Jesus, I am hurting. I am afraid. I am sad. I am grieving that all I have worked for appears to be gone. I feel humiliated and ashamed. Help me to rest in the fact that my times are in Your hands; these events will work for the best for me as it relates to my purpose in furthering Your kingdom which is eternal. I am thankful for the extra time I have had to be at home with my family and for what you have provided. Please help me to rest in knowing that You give me grace for each day. Lord I ask You to provide what we need. Please help me to be wise with the family, friends, finances and the material possessions you have given me. Please help me to find joy in the day and to redeem the time I have in a way that honors You. Please grant me wisdom and calm my fears as You are Creator God. You made me, know me intimately, and have affection for me and a plan for my life. Please help me to rest in Your love for me. Amen.
If you would like to know more about a relationship with God through Jesus, please reach out to us! You are welcome to join us for Sunday services.
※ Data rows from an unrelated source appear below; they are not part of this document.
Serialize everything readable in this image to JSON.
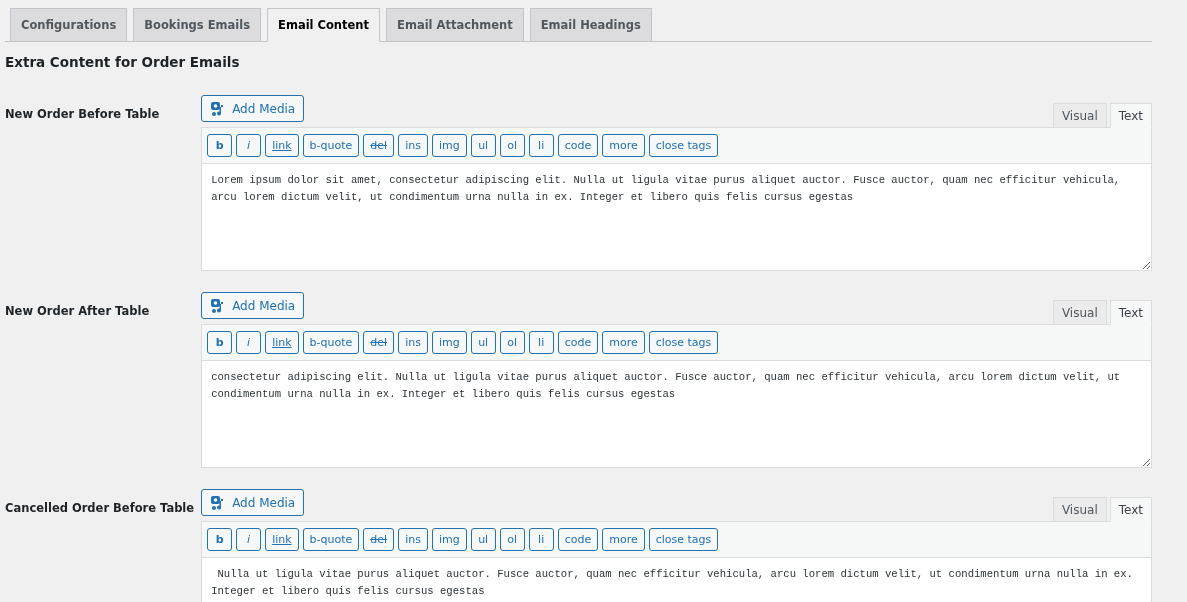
{
  "tabs": [
    {
      "label": "Configurations",
      "selected": false
    },
    {
      "label": "Bookings Emails",
      "selected": false
    },
    {
      "label": "Email Content",
      "selected": true
    },
    {
      "label": "Email Attachment",
      "selected": false
    },
    {
      "label": "Email Headings",
      "selected": false
    }
  ],
  "heading": "Extra Content for Order Emails",
  "fields": [
    {
      "label": "New Order Before Table",
      "add_media": "Add Media",
      "editor_tabs": [
        {
          "label": "Visual",
          "selected": false
        },
        {
          "label": "Text",
          "selected": true
        }
      ],
      "quicktags": [
        {
          "label": "b",
          "kind": "bold"
        },
        {
          "label": "i",
          "kind": "italic"
        },
        {
          "label": "link",
          "kind": "link"
        },
        {
          "label": "b-quote",
          "kind": "plain"
        },
        {
          "label": "del",
          "kind": "strike"
        },
        {
          "label": "ins",
          "kind": "plain"
        },
        {
          "label": "img",
          "kind": "plain"
        },
        {
          "label": "ul",
          "kind": "plain"
        },
        {
          "label": "ol",
          "kind": "plain"
        },
        {
          "label": "li",
          "kind": "plain"
        },
        {
          "label": "code",
          "kind": "plain"
        },
        {
          "label": "more",
          "kind": "plain"
        },
        {
          "label": "close tags",
          "kind": "plain"
        }
      ],
      "content": "Lorem ipsum dolor sit amet, consectetur adipiscing elit. Nulla ut ligula vitae purus aliquet auctor. Fusce auctor, quam nec efficitur vehicula, arcu lorem dictum velit, ut condimentum urna nulla in ex. Integer et libero quis felis cursus egestas"
    },
    {
      "label": "New Order After Table",
      "add_media": "Add Media",
      "editor_tabs": [
        {
          "label": "Visual",
          "selected": false
        },
        {
          "label": "Text",
          "selected": true
        }
      ],
      "quicktags": [
        {
          "label": "b",
          "kind": "bold"
        },
        {
          "label": "i",
          "kind": "italic"
        },
        {
          "label": "link",
          "kind": "link"
        },
        {
          "label": "b-quote",
          "kind": "plain"
        },
        {
          "label": "del",
          "kind": "strike"
        },
        {
          "label": "ins",
          "kind": "plain"
        },
        {
          "label": "img",
          "kind": "plain"
        },
        {
          "label": "ul",
          "kind": "plain"
        },
        {
          "label": "ol",
          "kind": "plain"
        },
        {
          "label": "li",
          "kind": "plain"
        },
        {
          "label": "code",
          "kind": "plain"
        },
        {
          "label": "more",
          "kind": "plain"
        },
        {
          "label": "close tags",
          "kind": "plain"
        }
      ],
      "content": "consectetur adipiscing elit. Nulla ut ligula vitae purus aliquet auctor. Fusce auctor, quam nec efficitur vehicula, arcu lorem dictum velit, ut condimentum urna nulla in ex. Integer et libero quis felis cursus egestas"
    },
    {
      "label": "Cancelled Order Before Table",
      "add_media": "Add Media",
      "editor_tabs": [
        {
          "label": "Visual",
          "selected": false
        },
        {
          "label": "Text",
          "selected": true
        }
      ],
      "quicktags": [
        {
          "label": "b",
          "kind": "bold"
        },
        {
          "label": "i",
          "kind": "italic"
        },
        {
          "label": "link",
          "kind": "link"
        },
        {
          "label": "b-quote",
          "kind": "plain"
        },
        {
          "label": "del",
          "kind": "strike"
        },
        {
          "label": "ins",
          "kind": "plain"
        },
        {
          "label": "img",
          "kind": "plain"
        },
        {
          "label": "ul",
          "kind": "plain"
        },
        {
          "label": "ol",
          "kind": "plain"
        },
        {
          "label": "li",
          "kind": "plain"
        },
        {
          "label": "code",
          "kind": "plain"
        },
        {
          "label": "more",
          "kind": "plain"
        },
        {
          "label": "close tags",
          "kind": "plain"
        }
      ],
      "content": " Nulla ut ligula vitae purus aliquet auctor. Fusce auctor, quam nec efficitur vehicula, arcu lorem dictum velit, ut condimentum urna nulla in ex. Integer et libero quis felis cursus egestas"
    }
  ]
}
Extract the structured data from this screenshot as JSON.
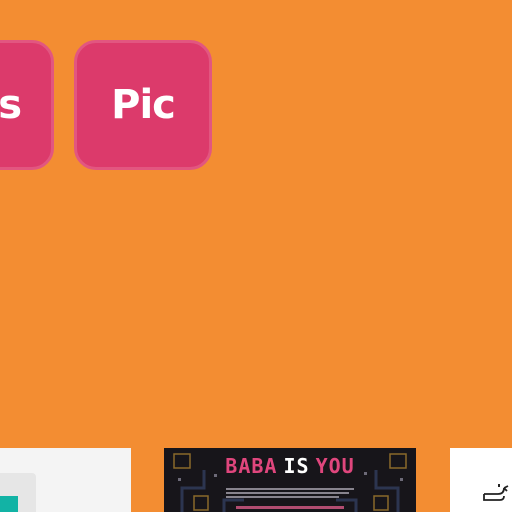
{
  "tags": [
    {
      "label": "s"
    },
    {
      "label": "Pic"
    }
  ],
  "thumbnails": {
    "baba": {
      "title_words": [
        "BABA",
        "IS",
        "YOU"
      ]
    },
    "right_icon": "whale-icon"
  },
  "colors": {
    "background": "#f38d32",
    "tag_tile": "#dc3a6b",
    "baba_pink": "#e0467d"
  }
}
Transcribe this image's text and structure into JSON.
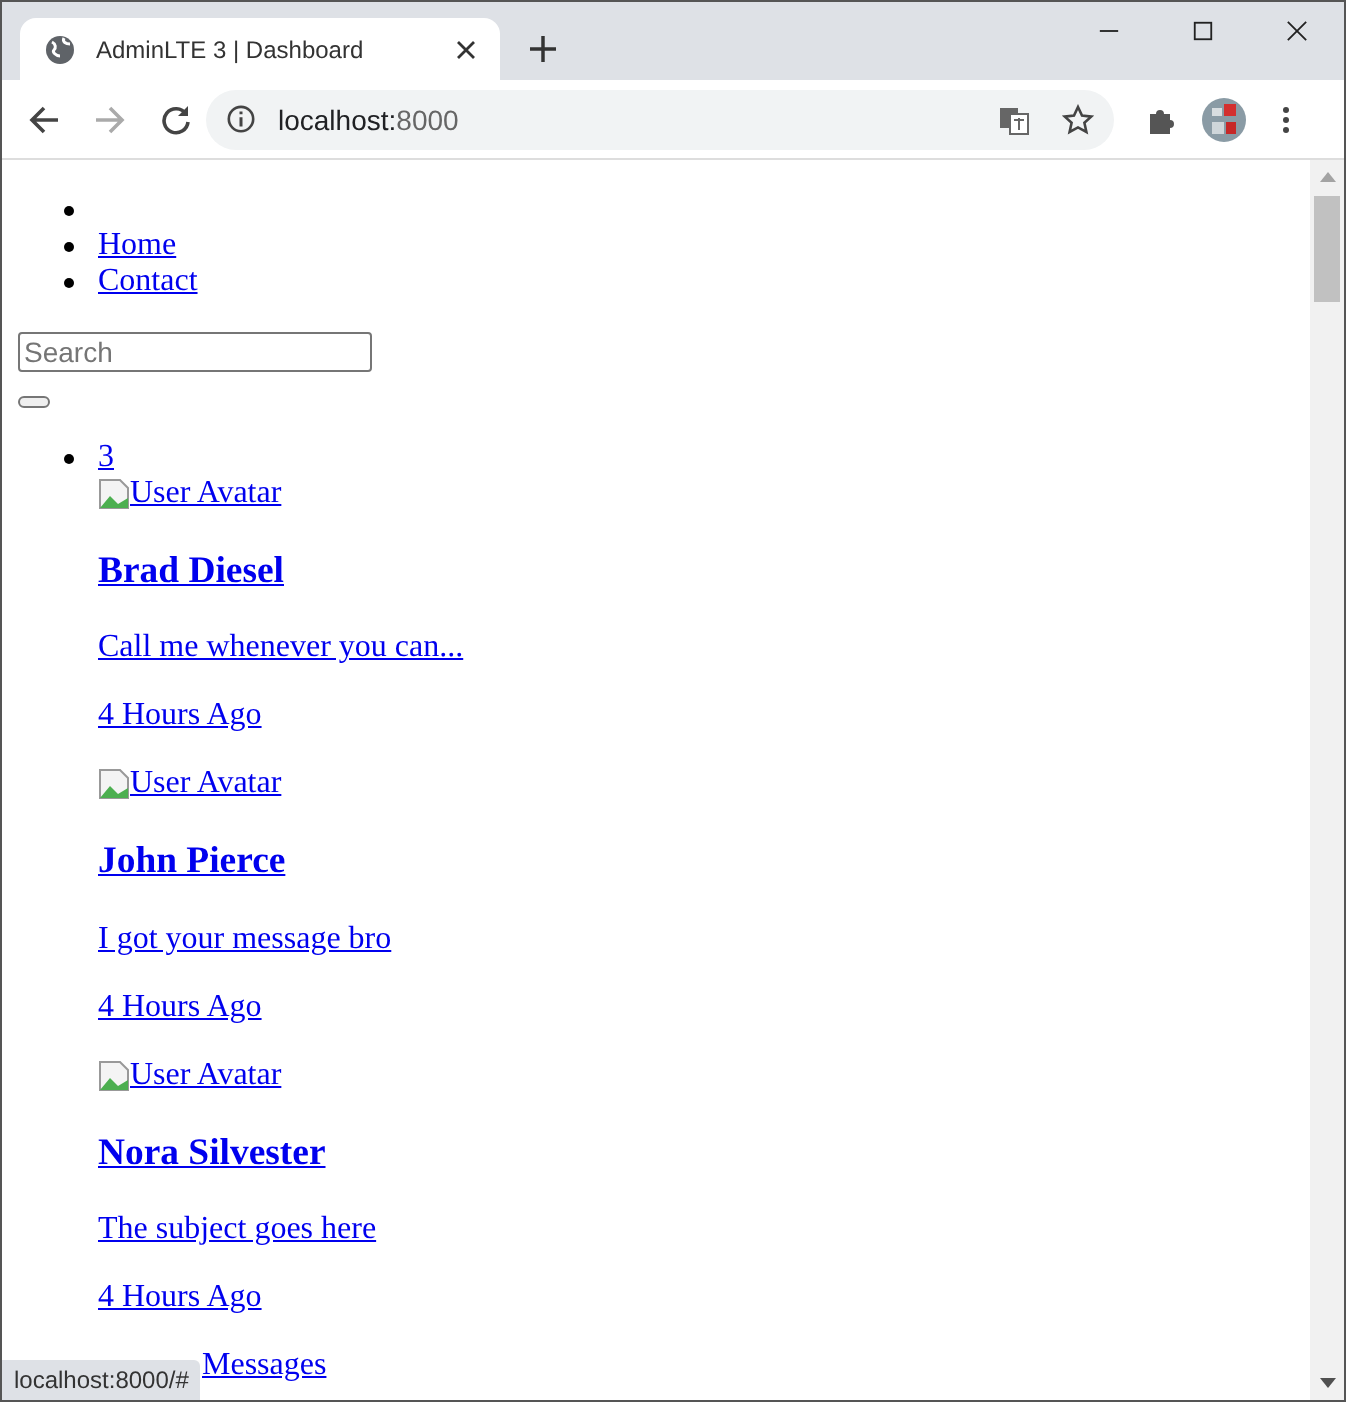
{
  "browser": {
    "tab_title": "AdminLTE 3 | Dashboard",
    "address_host": "localhost:",
    "address_port": "8000"
  },
  "page": {
    "nav_links": [
      "Home",
      "Contact"
    ],
    "search": {
      "placeholder": "Search"
    },
    "badge": "3",
    "messages": [
      {
        "avatar_alt": "User Avatar",
        "name": "Brad Diesel",
        "text": "Call me whenever you can...",
        "time": "4 Hours Ago"
      },
      {
        "avatar_alt": "User Avatar",
        "name": "John Pierce",
        "text": "I got your message bro",
        "time": "4 Hours Ago"
      },
      {
        "avatar_alt": "User Avatar",
        "name": "Nora Silvester",
        "text": "The subject goes here",
        "time": "4 Hours Ago"
      }
    ],
    "footer_link": "Messages"
  },
  "status_bar": "localhost:8000/#"
}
Our livestream is also still available as well. If you would like a pastor to call you, please contact us at firstname.lastname@example.org or connect with us through our webpage at cornerstonejoppa.org/contact-us. May God bless you, keep you and give you peace.
1 Genesis 3
2 Wight, F. Shepherd life; the care of sheep and goats. Excerpts from Manners and Customs of Bible Lands. Ancient Hebrew Research Center. Accessed on December 18, 2020 from https://www.ancient-hebrew.org/manners/shepherd-life-the-care-of-sheep-and-goats.htm
3 Bible History. “Shepherds.” Bible History: Maps, Images, Archaeology. Accessed on December 18, 2020 from https://www.bible-history.com/jesus/jesusuntitled00000514.htm
4 1 Samuel 17:34-35; Leviticus 5:1-13; Leviticus 11
5 Muscato, C. “Synagogue vs. Temple: Definitions & Differences.” Study.com. Accessed on December 18, 2020 from https://study.com/academy/lesson/synagogue-vs-temple-definitions-differences.html
6 An authoritative collection of exegetical material embodying the oral tradition of Jewish law and forming the first part of the Talmud. Oxford Languages. “Mishnah”. Oxford University Press. Accessed on December 18, 2020 from https://www.google.com/search?q=mishnah&rlz=1C1ASUT_enUS642US646&oq=mishna&aqs=chrome.0.0i355i433i457j46i433j69i57j0j46j0l3.1297j0j7&sourceid=chrome&ie=UTF-8
7 Bible History. “Shepherds.” Bible History: Maps, Images, Archaeology. Accessed on December 18, 2020 from https://www.bible-history.com/jesus/jesusuntitled00000514.htm
8 Luke 2:10-12 (All Bible quotations are from The Holy Bible, English Standard Version. ESV Text Edition: 2016. Crossway Bibles, a publishing ministry of Good News Publishers. Accessed on December 15, 2020 from https://www.biblegateway.com/passage)
9 In that time of Roman oppression the Jewish people were hungering for a political savior.
10 1 Samuel 17:12-15
11 Luke 15:1-7
12 John 10:27-30
13 John 3:16-17